In another test, the data link kept the same IP address while I caught a train from Newtown across Sydney Harbour to Pymble. In CityRail’s loop under the Sydney CBD, there was no signal in the tunnels, but the link came back up within seconds of arriving at a station.
Somebody did some great network engineering. They deserve a pat on the back.
But what else?
Continue reading “The pleasure and (minor) pain of Telstra Next G”
This week’s A Series of Tubes podcast is up and running. Richard Chirgwin talks with Colin Goodwin from Ericsson Australia about 500Mb/sec DSL, and with me about Senator Conroy’s comments on the iiNet lawsuit, ACMA’s research into social networks behaviour, and the Vodafone-Hutchison merger. A Series of Tubes is part of the IT Radio family of podcasts.
Stilgherrian’s links for 30 March 2009 through 04 April 2009, gathered with the assistance of pumpkins and bees:
- The Australian Sex Party: “The Australian Sex Party is a political response to the sexual needs of Australia in the 21st century. It is an attempt to restore the balance between sexual privacy and sexual publicity that has been severely distorted by morals campaigners and prudish politicians.”
- Measuring the Information Society: The ICT Development Index 2009: Australia is ranked #14 based on figures from 2007. In 2003 it was at #13.
- Ho Hum, Sweden Passes new anti File Sharing Legislation | Perceptric Forum: Tom Koltai’s analysis of that new Swedish law: It’ll make no difference long term.
- As Sweden’s Internet anonymity fades, traffic plunges | Ars Technica: A new Swedish law that went into effect 1 April makes it possible for copyright holders to go to court and unmask a user based on an IP address. Sweden’s Internet traffic dropped 40% overnight.

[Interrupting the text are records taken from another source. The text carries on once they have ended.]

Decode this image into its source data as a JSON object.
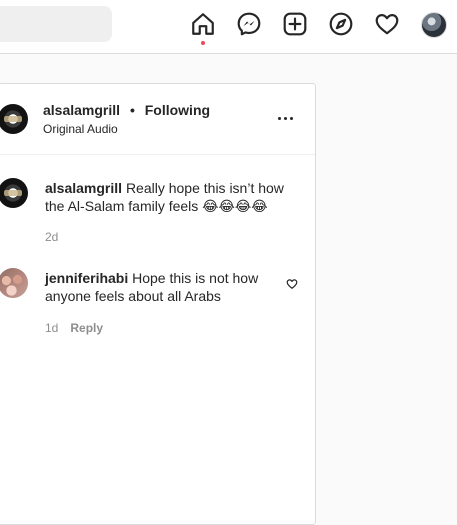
{
  "topbar": {
    "icons": [
      "home-icon",
      "messenger-icon",
      "new-post-icon",
      "explore-icon",
      "activity-heart-icon",
      "profile-avatar"
    ],
    "active": "home",
    "accent": "#ed4956"
  },
  "post": {
    "username": "alsalamgrill",
    "separator": "•",
    "follow_status": "Following",
    "audio": "Original Audio",
    "more_icon": "more-options-icon"
  },
  "comments": [
    {
      "username": "alsalamgrill",
      "text": "Really hope this isn’t how the Al-Salam family feels 😂😂😂😂",
      "time": "2d"
    },
    {
      "username": "jenniferihabi",
      "text": "Hope this is not how anyone feels about all Arabs",
      "time": "1d",
      "reply_label": "Reply"
    }
  ],
  "colors": {
    "border": "#dbdbdb",
    "text": "#262626",
    "secondary": "#8e8e8e"
  }
}
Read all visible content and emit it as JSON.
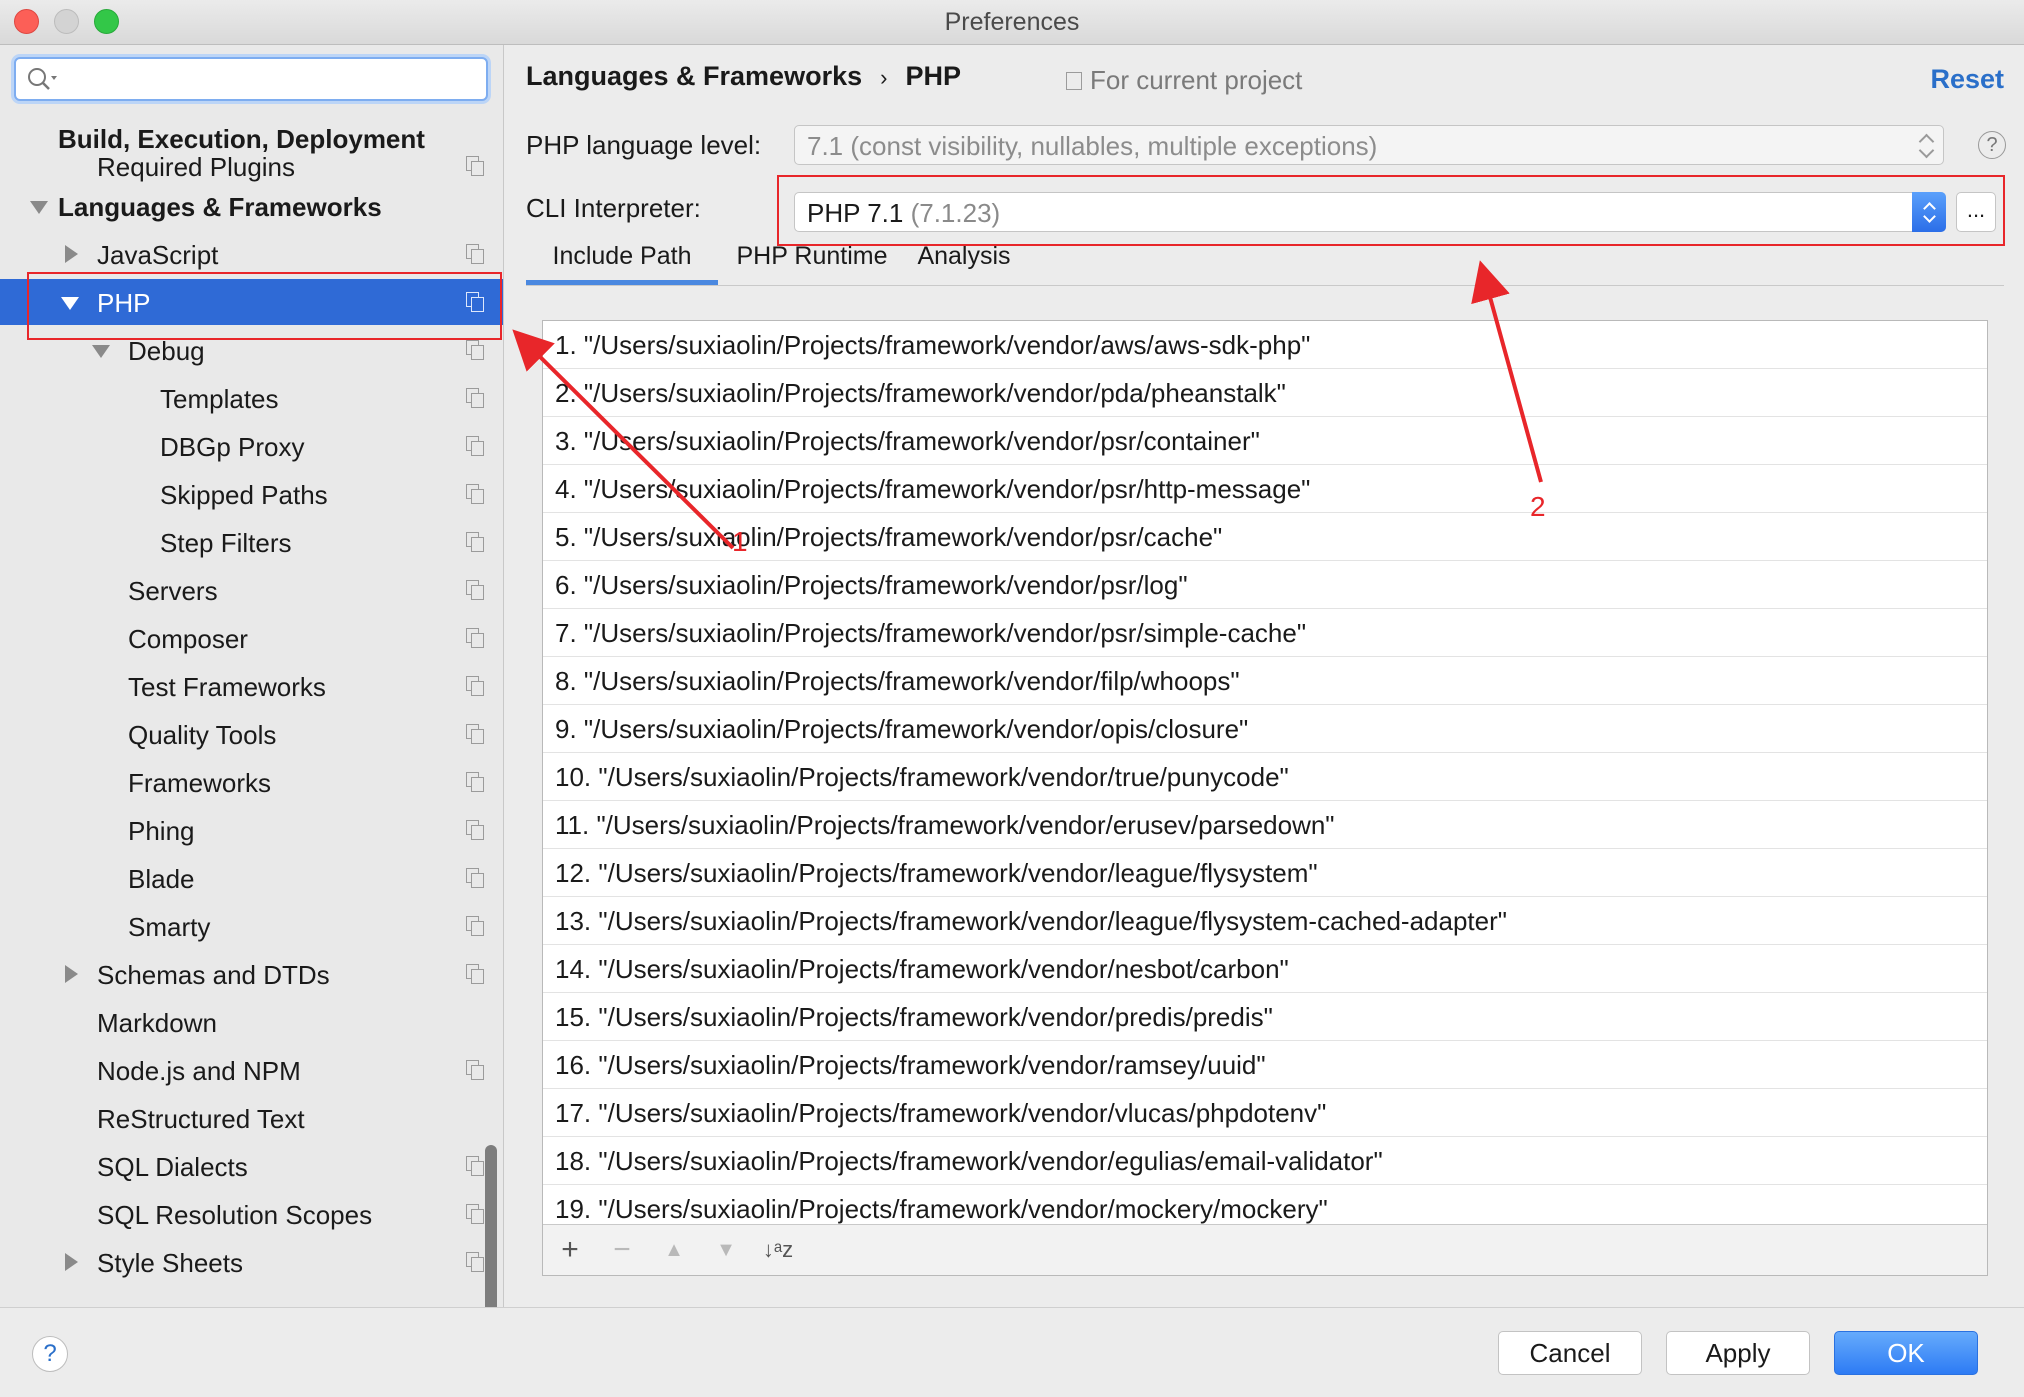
{
  "window": {
    "title": "Preferences"
  },
  "sidebar": {
    "search": {
      "value": "",
      "placeholder": ""
    },
    "items": [
      {
        "label": "Build, Execution, Deployment",
        "bold": true,
        "indent": 0,
        "toggle": "none",
        "copy": false,
        "y": 0
      },
      {
        "label": "Required Plugins",
        "indent": 1,
        "toggle": "none",
        "copy": true
      },
      {
        "label": "Languages & Frameworks",
        "bold": true,
        "indent": 0,
        "toggle": "down",
        "copy": false
      },
      {
        "label": "JavaScript",
        "indent": 1,
        "toggle": "right",
        "copy": true
      },
      {
        "label": "PHP",
        "indent": 1,
        "toggle": "down",
        "copy": true,
        "selected": true
      },
      {
        "label": "Debug",
        "indent": 2,
        "toggle": "down",
        "copy": true
      },
      {
        "label": "Templates",
        "indent": 3,
        "toggle": "none",
        "copy": true
      },
      {
        "label": "DBGp Proxy",
        "indent": 3,
        "toggle": "none",
        "copy": true
      },
      {
        "label": "Skipped Paths",
        "indent": 3,
        "toggle": "none",
        "copy": true
      },
      {
        "label": "Step Filters",
        "indent": 3,
        "toggle": "none",
        "copy": true
      },
      {
        "label": "Servers",
        "indent": 2,
        "toggle": "none",
        "copy": true
      },
      {
        "label": "Composer",
        "indent": 2,
        "toggle": "none",
        "copy": true
      },
      {
        "label": "Test Frameworks",
        "indent": 2,
        "toggle": "none",
        "copy": true
      },
      {
        "label": "Quality Tools",
        "indent": 2,
        "toggle": "none",
        "copy": true
      },
      {
        "label": "Frameworks",
        "indent": 2,
        "toggle": "none",
        "copy": true
      },
      {
        "label": "Phing",
        "indent": 2,
        "toggle": "none",
        "copy": true
      },
      {
        "label": "Blade",
        "indent": 2,
        "toggle": "none",
        "copy": true
      },
      {
        "label": "Smarty",
        "indent": 2,
        "toggle": "none",
        "copy": true
      },
      {
        "label": "Schemas and DTDs",
        "indent": 1,
        "toggle": "right",
        "copy": true
      },
      {
        "label": "Markdown",
        "indent": 1,
        "toggle": "none",
        "copy": false
      },
      {
        "label": "Node.js and NPM",
        "indent": 1,
        "toggle": "none",
        "copy": true
      },
      {
        "label": "ReStructured Text",
        "indent": 1,
        "toggle": "none",
        "copy": false
      },
      {
        "label": "SQL Dialects",
        "indent": 1,
        "toggle": "none",
        "copy": true
      },
      {
        "label": "SQL Resolution Scopes",
        "indent": 1,
        "toggle": "none",
        "copy": true
      },
      {
        "label": "Style Sheets",
        "indent": 1,
        "toggle": "right",
        "copy": true
      }
    ]
  },
  "main": {
    "breadcrumb": {
      "parent": "Languages & Frameworks",
      "separator": "›",
      "current": "PHP"
    },
    "scope_label": "For current project",
    "reset_label": "Reset",
    "language_level": {
      "label": "PHP language level:",
      "value": "7.1 (const visibility, nullables, multiple exceptions)"
    },
    "cli_interpreter": {
      "label": "CLI Interpreter:",
      "name": "PHP 7.1",
      "version": "(7.1.23)",
      "more_label": "..."
    },
    "help_label": "?",
    "tabs": [
      {
        "label": "Include Path",
        "active": true
      },
      {
        "label": "PHP Runtime",
        "active": false
      },
      {
        "label": "Analysis",
        "active": false
      }
    ],
    "include_paths": [
      "1. \"/Users/suxiaolin/Projects/framework/vendor/aws/aws-sdk-php\"",
      "2. \"/Users/suxiaolin/Projects/framework/vendor/pda/pheanstalk\"",
      "3. \"/Users/suxiaolin/Projects/framework/vendor/psr/container\"",
      "4. \"/Users/suxiaolin/Projects/framework/vendor/psr/http-message\"",
      "5. \"/Users/suxiaolin/Projects/framework/vendor/psr/cache\"",
      "6. \"/Users/suxiaolin/Projects/framework/vendor/psr/log\"",
      "7. \"/Users/suxiaolin/Projects/framework/vendor/psr/simple-cache\"",
      "8. \"/Users/suxiaolin/Projects/framework/vendor/filp/whoops\"",
      "9. \"/Users/suxiaolin/Projects/framework/vendor/opis/closure\"",
      "10. \"/Users/suxiaolin/Projects/framework/vendor/true/punycode\"",
      "11. \"/Users/suxiaolin/Projects/framework/vendor/erusev/parsedown\"",
      "12. \"/Users/suxiaolin/Projects/framework/vendor/league/flysystem\"",
      "13. \"/Users/suxiaolin/Projects/framework/vendor/league/flysystem-cached-adapter\"",
      "14. \"/Users/suxiaolin/Projects/framework/vendor/nesbot/carbon\"",
      "15. \"/Users/suxiaolin/Projects/framework/vendor/predis/predis\"",
      "16. \"/Users/suxiaolin/Projects/framework/vendor/ramsey/uuid\"",
      "17. \"/Users/suxiaolin/Projects/framework/vendor/vlucas/phpdotenv\"",
      "18. \"/Users/suxiaolin/Projects/framework/vendor/egulias/email-validator\"",
      "19. \"/Users/suxiaolin/Projects/framework/vendor/mockery/mockery\""
    ],
    "toolbar": {
      "add": "+",
      "remove": "−",
      "up": "▲",
      "down": "▼",
      "sort": "↓ᵃz"
    }
  },
  "annotations": {
    "arrow1_label": "1",
    "arrow2_label": "2",
    "color": "#e8262a"
  },
  "footer": {
    "help": "?",
    "cancel": "Cancel",
    "apply": "Apply",
    "ok": "OK"
  },
  "colors": {
    "selection": "#2f6ad6",
    "accent": "#2d7bf4",
    "link": "#2a6fc9"
  }
}
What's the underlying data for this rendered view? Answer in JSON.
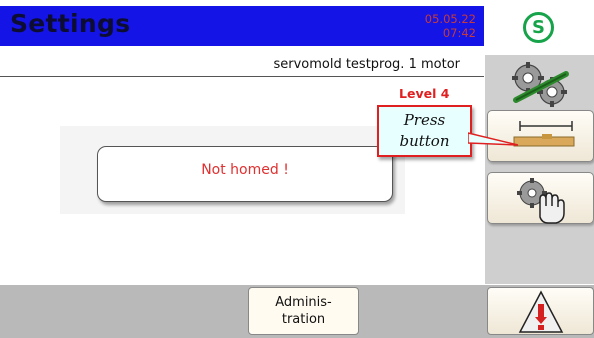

- Study: online sexual predators not like popular perception | Ars Technica: This survey rejects the idea that the Internet is an especially perilous place for minors, and finds that while the nature of online sex crimes against minors changed little between 2000 and 2006, the profile of the offenders has been shifting — and both differ markedly from the popular conception.
- What Is Fail Whale?: The complete history of the Twitter’s error-bringing Fail Whale, along with all the art and craft it’s inspired to date.
- Voda/Hutch merger rattles ACCC | ZDNet Australia: Australia’s competition watchdog tonight issued a strongly worded statement of concern that the proposed merger of mobile carriers Hutchison and Vodafone could lead to increased retail prices on mobile telephony and broadband services.
- All the news that’s fit to tweet | guardian.co.uk: The Guardian has also announced a new 140-character commenting system. “You’ll never again need to wade through paragraphs of extended argument, looking for the point, or suffer the unbearable tedium of having to read multiple protracted, well-grounded perspectives on the blogs you love.”
- Share This Lecture! | Viddler.com: Mark Pesce’s annual lecture for “Cyberworlds” class, Sydney University, 31 March 2009. About the significance of sharing across three domains: sharing media, sharing knowledge, and how these two inevitably lead to the sharing of power.
- Twitter switch for Guardian, after 188 years of ink | The Guardian: One of the better April Fools’ Day pieces. I particularly like the extracts from the Twitterised news archive. 1927: “OMG first successful transatlantic air flight wow, pretty cool! Boring day otherwise *sigh*”
- Flappers, wine, cocaine and revels (Pt II) | The Vapour Trail: A few hours after five Melbourne girls were arrested for vagrancy in late March 1928, the headline of Melbourne’s Truth broadcast their misdeeds: “White Girls with Negro Lovers. Flappers, Wine, Cocaine and Revels. Raid Discloses Wild Scene of Abandon”.
- A Blacklist for Websites Backfires in Australia | TIME: Time‘s take on the leak of the Australian Internet censorship blacklist portrays it as a joke and a scandal. There are some factual errors in the story, but this looks like how it’ll end up being perceived internationally.